“If the Moderna vaccine gets approved this week, it will help because there will be more coverage,” Kates said.
According to a CDC advisory committee, demand is expected to outstrip supply in the first few months of the vaccination program. Although the vaccine will be phased out and administered to prioritize the most vulnerable populations, it is not certain how long it will take to cover each of these audiences.
According to a new Kaiser study, 19.7 million adults work in the healthcare sector, of which 15.5 million have direct patient contact. Around 2 million people live between nursing homes and assisted living facilities.
Introducing the Pfizer vaccine is a complex federal and state undertaking. Not only does the vaccine need to be stored at subzero temperatures and handled according to strict protocols, but it also requires two doses three weeks apart.
While Medicare – which insures a large proportion of the 65-year-olds and the elderly – recently changed its rules to fully cover a fast-moving vaccine, individual states are tasked with actually distributing the doses and identifying priority populations to be vaccinated. All states generally follow federal recommendations for their initial audiences, Kates said, adding that some have an expanded list of priorities.
What [the advisory committee] In reflection it has been said that they are very likely to recommend that key workers come next, then seniors and those with existing medical conditions.
Senior Vice President at the Kaiser Family Foundation
It is uncertain which groups the CDC will recommend for prioritization after the first round of reporting or whether an earlier target of 20 million people vaccinated by the end of the year will be achieved. However, the Agency’s Advisory Committee on Immunization Practices last month suggested that the next priority population should be people 65 and over, critical workers, and those with underlying medical conditions who are at higher risk for Covid complications.
“What [the advisory committee] has said on reflection that they are very likely to recommend that key workers come next, and then seniors and those with existing medical conditions, “Kates said.
If these three populations focused on health care workers and residents of long-term care facilities, an estimated 87 million vital workers, more than 53 million people aged 65 and over, and 100 million would be targeted with high-risk medical conditions, Kaiser finds in new research.
Availability also depends on how many doses each state is receiving, which is currently based on each state’s adult population. However, there aren’t the same proportions of audiences across all states – for example, some have more health care workers while others have more nursing home residents, Kates said.
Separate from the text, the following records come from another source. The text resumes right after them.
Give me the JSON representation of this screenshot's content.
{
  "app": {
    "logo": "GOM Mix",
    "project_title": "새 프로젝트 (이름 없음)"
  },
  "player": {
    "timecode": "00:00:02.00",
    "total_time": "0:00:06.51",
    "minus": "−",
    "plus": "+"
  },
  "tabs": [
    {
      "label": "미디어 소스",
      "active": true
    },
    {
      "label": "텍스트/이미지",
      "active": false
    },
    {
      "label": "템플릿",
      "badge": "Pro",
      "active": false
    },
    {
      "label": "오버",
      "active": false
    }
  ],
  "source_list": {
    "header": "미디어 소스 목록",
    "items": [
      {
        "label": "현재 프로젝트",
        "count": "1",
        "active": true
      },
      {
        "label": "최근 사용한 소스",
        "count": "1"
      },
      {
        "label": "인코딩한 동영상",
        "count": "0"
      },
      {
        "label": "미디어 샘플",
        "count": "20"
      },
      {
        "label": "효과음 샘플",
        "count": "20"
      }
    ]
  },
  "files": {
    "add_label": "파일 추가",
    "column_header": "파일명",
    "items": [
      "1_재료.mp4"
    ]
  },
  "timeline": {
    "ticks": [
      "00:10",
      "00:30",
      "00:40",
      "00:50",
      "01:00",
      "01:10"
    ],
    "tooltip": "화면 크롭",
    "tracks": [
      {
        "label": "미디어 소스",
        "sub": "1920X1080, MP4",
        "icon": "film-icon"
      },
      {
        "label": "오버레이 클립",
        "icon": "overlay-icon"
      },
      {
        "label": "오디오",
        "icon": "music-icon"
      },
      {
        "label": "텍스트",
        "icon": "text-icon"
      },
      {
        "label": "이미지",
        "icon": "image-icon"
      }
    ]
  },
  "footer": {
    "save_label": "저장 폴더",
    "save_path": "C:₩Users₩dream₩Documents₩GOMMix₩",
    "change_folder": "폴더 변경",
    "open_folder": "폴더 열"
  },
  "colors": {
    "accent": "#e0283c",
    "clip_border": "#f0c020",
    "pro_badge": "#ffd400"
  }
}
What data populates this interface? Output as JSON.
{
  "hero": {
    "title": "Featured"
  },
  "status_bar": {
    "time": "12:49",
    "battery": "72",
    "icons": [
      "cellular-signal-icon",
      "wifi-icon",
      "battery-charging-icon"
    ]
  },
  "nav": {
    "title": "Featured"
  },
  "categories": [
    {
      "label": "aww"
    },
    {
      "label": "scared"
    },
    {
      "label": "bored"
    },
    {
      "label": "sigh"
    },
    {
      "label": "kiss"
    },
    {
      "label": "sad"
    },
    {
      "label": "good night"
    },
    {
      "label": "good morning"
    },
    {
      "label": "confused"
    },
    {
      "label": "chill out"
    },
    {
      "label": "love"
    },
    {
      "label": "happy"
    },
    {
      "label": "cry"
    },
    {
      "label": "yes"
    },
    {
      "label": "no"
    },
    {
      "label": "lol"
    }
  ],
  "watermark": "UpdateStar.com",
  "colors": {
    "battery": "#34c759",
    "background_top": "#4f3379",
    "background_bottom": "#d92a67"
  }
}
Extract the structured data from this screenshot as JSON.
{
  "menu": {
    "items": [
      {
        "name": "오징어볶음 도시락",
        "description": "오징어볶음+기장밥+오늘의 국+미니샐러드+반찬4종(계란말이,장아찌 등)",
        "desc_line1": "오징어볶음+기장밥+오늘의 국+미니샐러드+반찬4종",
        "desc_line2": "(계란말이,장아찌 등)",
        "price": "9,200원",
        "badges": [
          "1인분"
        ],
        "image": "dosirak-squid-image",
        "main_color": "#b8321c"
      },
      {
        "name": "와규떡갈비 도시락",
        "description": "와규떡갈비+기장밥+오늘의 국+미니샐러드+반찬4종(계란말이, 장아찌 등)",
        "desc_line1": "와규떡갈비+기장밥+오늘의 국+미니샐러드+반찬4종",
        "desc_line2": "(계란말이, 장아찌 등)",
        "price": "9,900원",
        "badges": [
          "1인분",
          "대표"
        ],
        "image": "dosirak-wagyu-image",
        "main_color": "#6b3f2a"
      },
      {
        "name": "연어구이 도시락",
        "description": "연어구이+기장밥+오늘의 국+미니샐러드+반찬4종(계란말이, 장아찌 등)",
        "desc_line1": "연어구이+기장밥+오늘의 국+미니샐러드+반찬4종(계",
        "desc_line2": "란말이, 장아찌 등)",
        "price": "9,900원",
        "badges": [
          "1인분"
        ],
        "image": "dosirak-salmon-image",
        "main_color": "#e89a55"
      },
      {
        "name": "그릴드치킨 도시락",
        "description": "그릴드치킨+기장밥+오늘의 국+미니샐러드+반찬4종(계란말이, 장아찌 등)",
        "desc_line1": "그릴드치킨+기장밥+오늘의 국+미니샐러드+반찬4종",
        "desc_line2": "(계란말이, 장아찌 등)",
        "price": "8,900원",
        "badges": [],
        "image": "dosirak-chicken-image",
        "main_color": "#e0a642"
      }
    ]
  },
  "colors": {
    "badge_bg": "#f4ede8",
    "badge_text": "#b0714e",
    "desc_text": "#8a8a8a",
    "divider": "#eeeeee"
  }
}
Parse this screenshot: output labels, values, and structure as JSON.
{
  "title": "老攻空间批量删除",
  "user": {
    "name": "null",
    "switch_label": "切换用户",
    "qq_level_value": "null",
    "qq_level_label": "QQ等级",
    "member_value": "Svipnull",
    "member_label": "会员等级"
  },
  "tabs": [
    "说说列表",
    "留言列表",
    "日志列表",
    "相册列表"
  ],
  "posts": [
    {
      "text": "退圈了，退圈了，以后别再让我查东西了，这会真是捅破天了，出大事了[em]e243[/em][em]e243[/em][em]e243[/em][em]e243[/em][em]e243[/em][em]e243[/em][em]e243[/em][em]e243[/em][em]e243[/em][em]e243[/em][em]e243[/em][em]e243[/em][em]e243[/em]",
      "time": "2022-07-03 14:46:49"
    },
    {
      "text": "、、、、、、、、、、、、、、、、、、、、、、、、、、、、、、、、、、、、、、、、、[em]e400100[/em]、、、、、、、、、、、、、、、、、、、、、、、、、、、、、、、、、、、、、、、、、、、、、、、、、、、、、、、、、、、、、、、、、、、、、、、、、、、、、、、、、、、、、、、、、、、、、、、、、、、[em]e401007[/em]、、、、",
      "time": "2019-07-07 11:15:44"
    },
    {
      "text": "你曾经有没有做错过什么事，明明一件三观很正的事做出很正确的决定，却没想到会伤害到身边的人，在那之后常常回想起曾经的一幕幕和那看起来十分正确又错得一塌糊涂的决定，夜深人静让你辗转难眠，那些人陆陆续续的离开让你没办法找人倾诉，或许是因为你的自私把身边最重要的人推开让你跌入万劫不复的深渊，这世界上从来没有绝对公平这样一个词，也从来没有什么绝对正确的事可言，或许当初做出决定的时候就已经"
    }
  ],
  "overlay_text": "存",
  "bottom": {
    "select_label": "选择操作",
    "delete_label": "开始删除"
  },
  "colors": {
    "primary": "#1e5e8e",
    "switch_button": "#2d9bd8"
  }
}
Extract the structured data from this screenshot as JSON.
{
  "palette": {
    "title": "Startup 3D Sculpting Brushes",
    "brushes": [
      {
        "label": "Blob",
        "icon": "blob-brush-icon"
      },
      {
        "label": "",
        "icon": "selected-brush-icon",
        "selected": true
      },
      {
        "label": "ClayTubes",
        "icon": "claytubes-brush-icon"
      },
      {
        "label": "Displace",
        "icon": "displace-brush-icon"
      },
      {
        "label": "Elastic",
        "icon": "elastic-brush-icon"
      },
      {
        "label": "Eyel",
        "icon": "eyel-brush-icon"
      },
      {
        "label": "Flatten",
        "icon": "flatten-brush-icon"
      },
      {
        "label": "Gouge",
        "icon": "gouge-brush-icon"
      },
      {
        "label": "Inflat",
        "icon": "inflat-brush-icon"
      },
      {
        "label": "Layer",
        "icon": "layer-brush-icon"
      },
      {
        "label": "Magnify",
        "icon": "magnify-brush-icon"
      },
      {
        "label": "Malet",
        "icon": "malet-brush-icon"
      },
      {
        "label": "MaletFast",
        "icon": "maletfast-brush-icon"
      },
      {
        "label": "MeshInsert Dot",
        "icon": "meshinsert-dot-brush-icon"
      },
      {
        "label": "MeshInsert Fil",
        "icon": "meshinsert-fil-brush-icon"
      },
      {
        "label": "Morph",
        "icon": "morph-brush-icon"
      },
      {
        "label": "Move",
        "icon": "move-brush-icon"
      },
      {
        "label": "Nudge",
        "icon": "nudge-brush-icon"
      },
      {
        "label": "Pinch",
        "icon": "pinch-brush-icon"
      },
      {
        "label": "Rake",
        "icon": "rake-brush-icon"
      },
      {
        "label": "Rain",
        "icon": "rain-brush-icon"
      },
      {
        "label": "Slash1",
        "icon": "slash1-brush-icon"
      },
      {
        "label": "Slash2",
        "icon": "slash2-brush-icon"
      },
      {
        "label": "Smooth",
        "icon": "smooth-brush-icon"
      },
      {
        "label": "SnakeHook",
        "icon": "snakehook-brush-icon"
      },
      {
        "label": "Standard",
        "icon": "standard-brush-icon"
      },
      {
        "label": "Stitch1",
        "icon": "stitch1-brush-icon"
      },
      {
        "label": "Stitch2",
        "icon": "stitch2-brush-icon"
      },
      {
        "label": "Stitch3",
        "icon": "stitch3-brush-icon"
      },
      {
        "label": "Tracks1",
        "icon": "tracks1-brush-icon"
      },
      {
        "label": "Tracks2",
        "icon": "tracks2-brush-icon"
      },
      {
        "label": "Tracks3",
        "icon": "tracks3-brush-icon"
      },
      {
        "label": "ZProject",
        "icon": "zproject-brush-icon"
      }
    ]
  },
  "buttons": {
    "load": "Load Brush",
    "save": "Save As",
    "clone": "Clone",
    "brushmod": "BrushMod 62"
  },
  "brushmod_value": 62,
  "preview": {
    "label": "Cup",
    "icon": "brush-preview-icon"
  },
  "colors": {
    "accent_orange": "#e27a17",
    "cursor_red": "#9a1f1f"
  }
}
“It’s possible that some of the initial assignments might not match,” Kates said.
According to the latest data from Johns Hopkins University, the pandemic has killed at least 299,191 people in the United States, with the number of cases over 16.25 million. These numbers account for around 19% of the 1.6 million Covid deaths worldwide and 23% of the 72.3 million cases worldwide.
CDC data shows that of approximately 262,000 Covid deaths as of December 9, more than 209,000 people were 65 years of age or older. Overall, residents of long-term care facilities have caused about 40% of deaths in the United States from Covid to date, according to the CDC.